According to Startlandnews.com, a Lenexa aerospace startup company, Digital Aerolus, unveiled its latest creation this week – the Aertos 120-UVC —an indoor drone which can fly into tight spaces and uses 265 nanometers of ultraviolet wavelengths to kill viruses and germs that routine cleaning can’t.
“I see this as less of us jumping on the bandwagon and more of us doing what we’re good at and trying to make the world a safer place,” said Jameson Huckaba, Director of Digital Aerolus product and business development.
“It’s like the worst sunburn that you’ve ever had in your entire life and it happens within seconds,” he added, noting production on the germ-killing drone has ramped up in light of the covid-19 pandemic. “The ultraviolet waves physically damage the cell DNA of living viruses, so they’re unable to reproduce. Their genetic material is damaged beyond repair.”
Operating the drone is, in itself, an act of social distancing, Huckaba noted. An operator stands outside the affected area with a controller and navigates the semi-autonomous cleaning process from start to finish. “The drone will disinfect around one thousand cubic feet every 10 minutes and you can consider a room clean at that point,” he continued.
An industrial product with an undisclosed price tag, Huckaba said the Aertos 120-UVC is expected to start shipping by the end of the month. “We’re taking a look at hospital rooms and airplanes for instance,” he said of potential uses for the product, adding the company does a large chunk of its work with Kansas City-based engineering firms.
“For example, we’re able to fly this drone inside a large empty plane and disinfect tray tables and seats. We’re able to navigate it under the seats to disinfect those spaces or kill whatever sorts of nasty pathogens happen to be hanging out in that space,” said Huckaba.
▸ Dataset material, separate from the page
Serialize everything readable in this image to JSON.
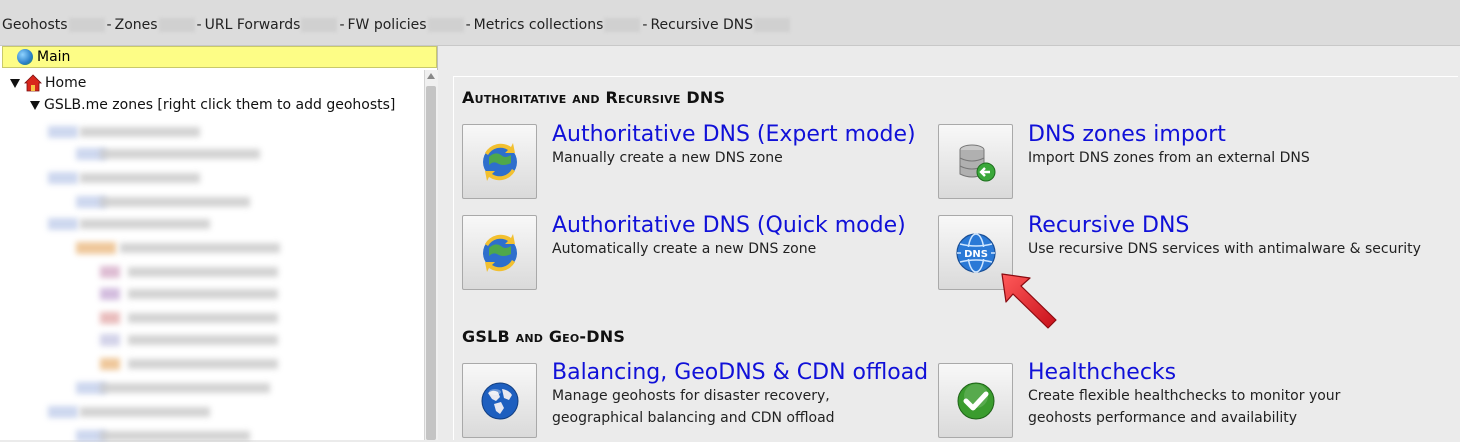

He pointed out that such a capability could be the remedy for worried Americans still required to travel during the pandemic.
Other areas of usage for the UVC disinfection drone could include grocery stores (checkout spaces), warehouses and product handling areas and business offices (work, rest and break-room surface areas)
Huckaba concluded, “We serve critical industries and these drones are doing jobs you wouldn’t want a human being to do.” Although, he accepts that increasing manufacturing volumes amidst the ‘Stay At Home’ and ‘Social Distancing’ remits won’t be easy.
For visual information